Could Romney pick Rand Paul for VP?
Could Sen. Rand Paul (R-KY), son of Rep. Ron Paul (R-TX) be part of the Republican Party’s ticket this year? There is some speculation of that after Mitt Romney, the GOP’s presumptive nominee, met with Paul last week.
Of course, the meeting could have always had to do with the elder Paul’s campaign. The delegate strategy being employed has certainly made some Republicans nervous, though Paul himself has said that he is more interested in pushing through changes to the party’s platform. Romney may have just been trying to convince Sen. Paul to get on board with his campaign before the convention in hopes to avoid turmoil.
But if the younger Paul’s name is indeed in the hat for vice president, should he accept the offer? Writing at Reason, Jesse Walker says that Sen. Paul should decline:

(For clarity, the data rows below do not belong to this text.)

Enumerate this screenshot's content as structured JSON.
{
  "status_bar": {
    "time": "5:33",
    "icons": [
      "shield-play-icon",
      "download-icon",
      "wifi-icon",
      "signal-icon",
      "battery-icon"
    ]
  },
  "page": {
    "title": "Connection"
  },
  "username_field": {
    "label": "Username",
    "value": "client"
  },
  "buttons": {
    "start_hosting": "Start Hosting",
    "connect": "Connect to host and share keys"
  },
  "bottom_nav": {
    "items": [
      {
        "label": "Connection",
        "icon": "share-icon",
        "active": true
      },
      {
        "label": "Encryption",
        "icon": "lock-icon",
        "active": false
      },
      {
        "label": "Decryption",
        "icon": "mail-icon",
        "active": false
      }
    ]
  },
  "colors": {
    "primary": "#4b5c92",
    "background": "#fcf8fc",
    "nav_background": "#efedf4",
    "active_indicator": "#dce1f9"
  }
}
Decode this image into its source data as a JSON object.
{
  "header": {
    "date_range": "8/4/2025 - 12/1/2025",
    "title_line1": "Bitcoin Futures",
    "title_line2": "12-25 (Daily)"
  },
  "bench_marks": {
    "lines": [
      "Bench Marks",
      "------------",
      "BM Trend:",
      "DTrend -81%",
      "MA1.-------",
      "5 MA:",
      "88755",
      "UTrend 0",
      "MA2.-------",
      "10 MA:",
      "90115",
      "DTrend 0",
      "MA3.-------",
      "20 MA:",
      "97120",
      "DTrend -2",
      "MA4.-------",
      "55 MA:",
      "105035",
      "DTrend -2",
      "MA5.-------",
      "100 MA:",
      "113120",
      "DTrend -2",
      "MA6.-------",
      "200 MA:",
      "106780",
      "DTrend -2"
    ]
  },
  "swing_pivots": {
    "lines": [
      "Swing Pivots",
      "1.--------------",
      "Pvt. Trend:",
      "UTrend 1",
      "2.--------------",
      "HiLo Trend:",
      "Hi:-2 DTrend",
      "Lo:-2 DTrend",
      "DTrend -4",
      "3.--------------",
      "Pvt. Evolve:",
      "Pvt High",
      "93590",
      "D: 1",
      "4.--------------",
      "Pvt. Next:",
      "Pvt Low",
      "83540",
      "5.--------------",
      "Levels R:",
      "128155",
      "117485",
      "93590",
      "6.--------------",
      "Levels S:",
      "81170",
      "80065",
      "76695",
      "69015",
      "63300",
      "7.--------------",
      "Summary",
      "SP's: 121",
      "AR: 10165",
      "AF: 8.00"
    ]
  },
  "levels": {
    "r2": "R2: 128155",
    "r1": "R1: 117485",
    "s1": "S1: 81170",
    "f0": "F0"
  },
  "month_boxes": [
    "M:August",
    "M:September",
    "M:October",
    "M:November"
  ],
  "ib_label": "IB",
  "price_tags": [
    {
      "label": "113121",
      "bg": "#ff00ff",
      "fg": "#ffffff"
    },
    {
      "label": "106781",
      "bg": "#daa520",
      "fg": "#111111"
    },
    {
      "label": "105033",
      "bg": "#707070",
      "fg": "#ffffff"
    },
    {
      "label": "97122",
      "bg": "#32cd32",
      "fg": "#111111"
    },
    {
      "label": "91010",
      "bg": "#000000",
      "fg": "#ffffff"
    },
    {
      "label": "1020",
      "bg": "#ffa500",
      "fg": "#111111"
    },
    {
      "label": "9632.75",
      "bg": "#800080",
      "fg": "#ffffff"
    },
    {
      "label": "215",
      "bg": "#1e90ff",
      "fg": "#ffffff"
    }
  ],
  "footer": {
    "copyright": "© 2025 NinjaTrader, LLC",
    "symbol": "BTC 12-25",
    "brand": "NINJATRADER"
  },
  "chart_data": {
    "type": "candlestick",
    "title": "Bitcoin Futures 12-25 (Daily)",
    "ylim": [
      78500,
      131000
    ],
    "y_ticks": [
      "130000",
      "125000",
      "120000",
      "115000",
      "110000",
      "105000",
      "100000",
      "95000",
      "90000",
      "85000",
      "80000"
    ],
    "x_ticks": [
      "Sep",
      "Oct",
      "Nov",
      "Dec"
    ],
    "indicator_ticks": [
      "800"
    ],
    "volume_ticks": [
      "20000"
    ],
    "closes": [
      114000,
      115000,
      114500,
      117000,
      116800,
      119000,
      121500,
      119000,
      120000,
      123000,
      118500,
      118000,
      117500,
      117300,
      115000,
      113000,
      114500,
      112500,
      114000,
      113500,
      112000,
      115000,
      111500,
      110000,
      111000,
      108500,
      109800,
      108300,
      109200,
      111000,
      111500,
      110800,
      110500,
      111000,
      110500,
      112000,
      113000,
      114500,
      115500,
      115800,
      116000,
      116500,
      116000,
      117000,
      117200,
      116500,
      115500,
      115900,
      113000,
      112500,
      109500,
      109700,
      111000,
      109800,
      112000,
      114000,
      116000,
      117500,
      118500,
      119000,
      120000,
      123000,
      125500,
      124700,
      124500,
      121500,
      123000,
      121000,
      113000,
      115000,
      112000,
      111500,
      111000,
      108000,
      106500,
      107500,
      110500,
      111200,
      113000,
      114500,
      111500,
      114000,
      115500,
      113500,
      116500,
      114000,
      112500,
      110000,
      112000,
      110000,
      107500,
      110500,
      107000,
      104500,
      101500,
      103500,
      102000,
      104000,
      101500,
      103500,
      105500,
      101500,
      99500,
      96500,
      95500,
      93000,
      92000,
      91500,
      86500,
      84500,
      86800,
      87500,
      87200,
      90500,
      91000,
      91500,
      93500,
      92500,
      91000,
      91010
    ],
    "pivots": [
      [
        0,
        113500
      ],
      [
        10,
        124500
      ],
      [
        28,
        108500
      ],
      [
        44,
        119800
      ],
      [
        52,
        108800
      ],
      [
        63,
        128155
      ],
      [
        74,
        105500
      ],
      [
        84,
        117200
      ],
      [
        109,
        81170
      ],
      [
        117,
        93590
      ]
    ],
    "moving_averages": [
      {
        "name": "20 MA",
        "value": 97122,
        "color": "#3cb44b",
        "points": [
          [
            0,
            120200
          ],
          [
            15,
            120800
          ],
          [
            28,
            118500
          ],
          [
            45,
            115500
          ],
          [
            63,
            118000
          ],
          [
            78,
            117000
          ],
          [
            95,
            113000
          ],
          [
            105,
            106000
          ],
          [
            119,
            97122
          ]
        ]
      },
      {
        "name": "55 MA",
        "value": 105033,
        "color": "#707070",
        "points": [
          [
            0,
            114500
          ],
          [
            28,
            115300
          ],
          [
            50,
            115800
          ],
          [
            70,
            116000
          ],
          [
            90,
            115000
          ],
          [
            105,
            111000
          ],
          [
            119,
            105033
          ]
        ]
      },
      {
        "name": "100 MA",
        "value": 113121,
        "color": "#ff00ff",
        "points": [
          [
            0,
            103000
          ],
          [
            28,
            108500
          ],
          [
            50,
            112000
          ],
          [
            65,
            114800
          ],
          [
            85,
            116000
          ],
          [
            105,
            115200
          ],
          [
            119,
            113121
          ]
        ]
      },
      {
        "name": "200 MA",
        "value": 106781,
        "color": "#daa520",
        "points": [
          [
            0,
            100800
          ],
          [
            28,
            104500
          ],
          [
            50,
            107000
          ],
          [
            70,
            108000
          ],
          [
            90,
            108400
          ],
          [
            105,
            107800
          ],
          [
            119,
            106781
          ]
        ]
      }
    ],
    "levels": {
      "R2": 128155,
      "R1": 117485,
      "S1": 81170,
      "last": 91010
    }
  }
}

My problem here isn’t with Sen. Paul himself — I’ve certainly got my disagreements with the man, but I like him much better than anyone else whose name is being kicked around as a potential Romney running mate. The problem is the idea that it would be good to take the guy out of his Senate seat, where he’s well-positioned to battle actual bad legislation, and stick him in a job where he’ll be expected to suppress his disagreements with his boss and serve as a public face of the Romney administration.
We’re in our fourth year of a president who the left is reluctant to rebel against even when he abuses their alleged principles. Before that we had eight years of a president who the right was reluctant to rebel against even when he abused their alleged principles. With Romney we finally have the possibility of a president both the left and the right can hate: a man who may be inclined to continue the worst Bush/Obama policies, but who at least will be easier to organize against. I’d rather have Rand Paul leading the right flank of the anti-Romney revolt than being used to keep the remnants of the Tea Party movement in line.
So please don’t pick Paul, Gov. Romney. Pick a party hack, a Joe Biden of the right: a living reminder to the angry grassroots that they do not and should not trust you.
I can agree with that. I’ve touched on Sen. Paul’s prospects before, noting that he is still green and probably should wait until at least 2016 before he seriously considers offers such as this. But from a political perspective, Sen. Paul doesn’t really offer much to Romney. Yes, he is a voice for free markets and would appeal to Tea Party voters, but others, like Marco Rubio would do that as well. Moreover, Rubio’s views, including foreign policy, are more in line with traditional conservatism. Sen. Paul will always be suspect on that issue because of his father, whom I often agree with.
It’s hard to see this happening based on those couple of points. Sen. Paul will no doubt, as Walker says, keep Romney accountable in the Senate should he win the election this fall. That’s really what we need right now.